**Brief**
Reproduce each entry below exactly as it appears.

**Material provided**
____________
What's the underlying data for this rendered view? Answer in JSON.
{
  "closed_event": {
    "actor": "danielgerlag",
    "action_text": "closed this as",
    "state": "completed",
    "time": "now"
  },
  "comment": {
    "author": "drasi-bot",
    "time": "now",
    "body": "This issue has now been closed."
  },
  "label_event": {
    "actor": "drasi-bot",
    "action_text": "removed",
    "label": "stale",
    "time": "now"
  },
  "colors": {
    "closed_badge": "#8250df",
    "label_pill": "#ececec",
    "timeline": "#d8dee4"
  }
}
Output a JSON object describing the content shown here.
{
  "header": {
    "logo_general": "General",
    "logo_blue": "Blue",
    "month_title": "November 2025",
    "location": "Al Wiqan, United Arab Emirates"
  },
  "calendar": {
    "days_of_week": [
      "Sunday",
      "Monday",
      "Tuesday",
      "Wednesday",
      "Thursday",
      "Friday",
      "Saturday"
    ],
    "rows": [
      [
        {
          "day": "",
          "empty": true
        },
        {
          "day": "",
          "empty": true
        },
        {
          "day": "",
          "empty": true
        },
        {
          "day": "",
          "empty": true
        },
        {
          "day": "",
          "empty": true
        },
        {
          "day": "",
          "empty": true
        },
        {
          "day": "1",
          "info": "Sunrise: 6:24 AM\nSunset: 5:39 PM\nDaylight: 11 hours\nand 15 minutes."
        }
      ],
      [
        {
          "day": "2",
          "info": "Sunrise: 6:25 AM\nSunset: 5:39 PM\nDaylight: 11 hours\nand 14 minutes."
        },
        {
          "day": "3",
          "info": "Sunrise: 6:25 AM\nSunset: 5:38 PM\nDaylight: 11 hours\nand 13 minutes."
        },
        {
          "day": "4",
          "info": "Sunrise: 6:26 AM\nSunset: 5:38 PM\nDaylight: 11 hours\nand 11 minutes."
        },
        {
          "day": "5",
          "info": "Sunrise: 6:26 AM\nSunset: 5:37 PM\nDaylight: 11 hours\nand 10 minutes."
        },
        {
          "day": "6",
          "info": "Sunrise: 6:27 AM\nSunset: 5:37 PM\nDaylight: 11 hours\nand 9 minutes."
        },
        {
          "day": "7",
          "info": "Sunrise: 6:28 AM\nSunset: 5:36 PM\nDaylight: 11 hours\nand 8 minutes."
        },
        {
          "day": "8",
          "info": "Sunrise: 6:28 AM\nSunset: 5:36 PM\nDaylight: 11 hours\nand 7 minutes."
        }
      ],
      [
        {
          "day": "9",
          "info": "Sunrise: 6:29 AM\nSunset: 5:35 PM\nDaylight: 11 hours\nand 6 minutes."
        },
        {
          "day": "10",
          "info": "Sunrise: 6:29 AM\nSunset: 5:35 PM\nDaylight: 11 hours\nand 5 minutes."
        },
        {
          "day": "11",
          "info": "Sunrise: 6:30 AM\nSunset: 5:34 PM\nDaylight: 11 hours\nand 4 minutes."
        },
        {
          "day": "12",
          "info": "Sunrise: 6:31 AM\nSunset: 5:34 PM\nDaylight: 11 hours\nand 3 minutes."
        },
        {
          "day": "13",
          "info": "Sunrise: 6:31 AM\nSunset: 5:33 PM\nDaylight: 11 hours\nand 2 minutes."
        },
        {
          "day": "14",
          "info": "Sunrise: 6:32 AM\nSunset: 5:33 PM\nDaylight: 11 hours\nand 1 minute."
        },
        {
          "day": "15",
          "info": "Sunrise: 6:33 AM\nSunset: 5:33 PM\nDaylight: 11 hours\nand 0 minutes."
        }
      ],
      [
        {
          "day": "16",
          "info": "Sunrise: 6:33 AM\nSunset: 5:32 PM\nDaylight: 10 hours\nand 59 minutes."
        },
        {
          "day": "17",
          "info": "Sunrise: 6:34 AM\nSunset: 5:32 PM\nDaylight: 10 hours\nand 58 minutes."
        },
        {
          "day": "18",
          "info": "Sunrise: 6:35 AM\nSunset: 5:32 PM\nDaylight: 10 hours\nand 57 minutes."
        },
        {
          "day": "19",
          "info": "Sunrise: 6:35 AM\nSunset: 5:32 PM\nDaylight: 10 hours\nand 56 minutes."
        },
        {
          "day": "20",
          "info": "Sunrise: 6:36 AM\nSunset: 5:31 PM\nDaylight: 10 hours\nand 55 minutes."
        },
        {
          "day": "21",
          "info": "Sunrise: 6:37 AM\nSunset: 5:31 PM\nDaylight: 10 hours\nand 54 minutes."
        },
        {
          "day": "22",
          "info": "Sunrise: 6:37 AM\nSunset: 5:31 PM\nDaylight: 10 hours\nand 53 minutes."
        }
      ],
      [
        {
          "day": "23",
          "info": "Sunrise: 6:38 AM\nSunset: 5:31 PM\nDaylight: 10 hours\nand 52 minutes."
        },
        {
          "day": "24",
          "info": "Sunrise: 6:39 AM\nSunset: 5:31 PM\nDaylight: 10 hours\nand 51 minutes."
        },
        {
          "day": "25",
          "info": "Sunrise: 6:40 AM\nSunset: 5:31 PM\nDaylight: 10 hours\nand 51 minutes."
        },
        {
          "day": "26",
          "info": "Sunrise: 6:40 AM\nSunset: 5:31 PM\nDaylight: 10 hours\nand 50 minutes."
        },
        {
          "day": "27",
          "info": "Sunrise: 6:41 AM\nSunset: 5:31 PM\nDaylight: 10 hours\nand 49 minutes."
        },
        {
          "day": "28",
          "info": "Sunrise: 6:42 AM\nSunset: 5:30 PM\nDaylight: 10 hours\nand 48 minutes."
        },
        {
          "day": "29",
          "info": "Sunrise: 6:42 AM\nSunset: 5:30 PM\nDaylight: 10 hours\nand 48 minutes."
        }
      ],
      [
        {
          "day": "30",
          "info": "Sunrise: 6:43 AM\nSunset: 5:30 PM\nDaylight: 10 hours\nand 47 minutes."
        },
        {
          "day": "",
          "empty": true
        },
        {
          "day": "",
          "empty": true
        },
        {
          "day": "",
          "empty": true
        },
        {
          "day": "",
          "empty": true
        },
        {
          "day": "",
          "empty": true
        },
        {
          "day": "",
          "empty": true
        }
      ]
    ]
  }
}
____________
**Task answer**
What's the underlying data for this rendered view? Answer in JSON.
{
  "closed_event": {
    "actor": "danielgerlag",
    "action_text": "closed this as",
    "state": "completed",
    "time": "now"
  },
  "comment": {
    "author": "drasi-bot",
    "time": "now",
    "body": "This issue has now been closed."
  },
  "label_event": {
    "actor": "drasi-bot",
    "action_text": "removed",
    "label": "stale",
    "time": "now"
  },
  "colors": {
    "closed_badge": "#8250df",
    "label_pill": "#ececec",
    "timeline": "#d8dee4"
  }
}
Output a JSON object describing the content shown here.
{
  "header": {
    "logo_general": "General",
    "logo_blue": "Blue",
    "month_title": "November 2025",
    "location": "Al Wiqan, United Arab Emirates"
  },
  "calendar": {
    "days_of_week": [
      "Sunday",
      "Monday",
      "Tuesday",
      "Wednesday",
      "Thursday",
      "Friday",
      "Saturday"
    ],
    "rows": [
      [
        {
          "day": "",
          "empty": true
        },
        {
          "day": "",
          "empty": true
        },
        {
          "day": "",
          "empty": true
        },
        {
          "day": "",
          "empty": true
        },
        {
          "day": "",
          "empty": true
        },
        {
          "day": "",
          "empty": true
        },
        {
          "day": "1",
          "info": "Sunrise: 6:24 AM\nSunset: 5:39 PM\nDaylight: 11 hours\nand 15 minutes."
        }
      ],
      [
        {
          "day": "2",
          "info": "Sunrise: 6:25 AM\nSunset: 5:39 PM\nDaylight: 11 hours\nand 14 minutes."
        },
        {
          "day": "3",
          "info": "Sunrise: 6:25 AM\nSunset: 5:38 PM\nDaylight: 11 hours\nand 13 minutes."
        },
        {
          "day": "4",
          "info": "Sunrise: 6:26 AM\nSunset: 5:38 PM\nDaylight: 11 hours\nand 11 minutes."
        },
        {
          "day": "5",
          "info": "Sunrise: 6:26 AM\nSunset: 5:37 PM\nDaylight: 11 hours\nand 10 minutes."
        },
        {
          "day": "6",
          "info": "Sunrise: 6:27 AM\nSunset: 5:37 PM\nDaylight: 11 hours\nand 9 minutes."
        },
        {
          "day": "7",
          "info": "Sunrise: 6:28 AM\nSunset: 5:36 PM\nDaylight: 11 hours\nand 8 minutes."
        },
        {
          "day": "8",
          "info": "Sunrise: 6:28 AM\nSunset: 5:36 PM\nDaylight: 11 hours\nand 7 minutes."
        }
      ],
      [
        {
          "day": "9",
          "info": "Sunrise: 6:29 AM\nSunset: 5:35 PM\nDaylight: 11 hours\nand 6 minutes."
        },
        {
          "day": "10",
          "info": "Sunrise: 6:29 AM\nSunset: 5:35 PM\nDaylight: 11 hours\nand 5 minutes."
        },
        {
          "day": "11",
          "info": "Sunrise: 6:30 AM\nSunset: 5:34 PM\nDaylight: 11 hours\nand 4 minutes."
        },
        {
          "day": "12",
          "info": "Sunrise: 6:31 AM\nSunset: 5:34 PM\nDaylight: 11 hours\nand 3 minutes."
        },
        {
          "day": "13",
          "info": "Sunrise: 6:31 AM\nSunset: 5:33 PM\nDaylight: 11 hours\nand 2 minutes."
        },
        {
          "day": "14",
          "info": "Sunrise: 6:32 AM\nSunset: 5:33 PM\nDaylight: 11 hours\nand 1 minute."
        },
        {
          "day": "15",
          "info": "Sunrise: 6:33 AM\nSunset: 5:33 PM\nDaylight: 11 hours\nand 0 minutes."
        }
      ],
      [
        {
          "day": "16",
          "info": "Sunrise: 6:33 AM\nSunset: 5:32 PM\nDaylight: 10 hours\nand 59 minutes."
        },
        {
          "day": "17",
          "info": "Sunrise: 6:34 AM\nSunset: 5:32 PM\nDaylight: 10 hours\nand 58 minutes."
        },
        {
          "day": "18",
          "info": "Sunrise: 6:35 AM\nSunset: 5:32 PM\nDaylight: 10 hours\nand 57 minutes."
        },
        {
          "day": "19",
          "info": "Sunrise: 6:35 AM\nSunset: 5:32 PM\nDaylight: 10 hours\nand 56 minutes."
        },
        {
          "day": "20",
          "info": "Sunrise: 6:36 AM\nSunset: 5:31 PM\nDaylight: 10 hours\nand 55 minutes."
        },
        {
          "day": "21",
          "info": "Sunrise: 6:37 AM\nSunset: 5:31 PM\nDaylight: 10 hours\nand 54 minutes."
        },
        {
          "day": "22",
          "info": "Sunrise: 6:37 AM\nSunset: 5:31 PM\nDaylight: 10 hours\nand 53 minutes."
        }
      ],
      [
        {
          "day": "23",
          "info": "Sunrise: 6:38 AM\nSunset: 5:31 PM\nDaylight: 10 hours\nand 52 minutes."
        },
        {
          "day": "24",
          "info": "Sunrise: 6:39 AM\nSunset: 5:31 PM\nDaylight: 10 hours\nand 51 minutes."
        },
        {
          "day": "25",
          "info": "Sunrise: 6:40 AM\nSunset: 5:31 PM\nDaylight: 10 hours\nand 51 minutes."
        },
        {
          "day": "26",
          "info": "Sunrise: 6:40 AM\nSunset: 5:31 PM\nDaylight: 10 hours\nand 50 minutes."
        },
        {
          "day": "27",
          "info": "Sunrise: 6:41 AM\nSunset: 5:31 PM\nDaylight: 10 hours\nand 49 minutes."
        },
        {
          "day": "28",
          "info": "Sunrise: 6:42 AM\nSunset: 5:30 PM\nDaylight: 10 hours\nand 48 minutes."
        },
        {
          "day": "29",
          "info": "Sunrise: 6:42 AM\nSunset: 5:30 PM\nDaylight: 10 hours\nand 48 minutes."
        }
      ],
      [
        {
          "day": "30",
          "info": "Sunrise: 6:43 AM\nSunset: 5:30 PM\nDaylight: 10 hours\nand 47 minutes."
        },
        {
          "day": "",
          "empty": true
        },
        {
          "day": "",
          "empty": true
        },
        {
          "day": "",
          "empty": true
        },
        {
          "day": "",
          "empty": true
        },
        {
          "day": "",
          "empty": true
        },
        {
          "day": "",
          "empty": true
        }
      ]
    ]
  }
}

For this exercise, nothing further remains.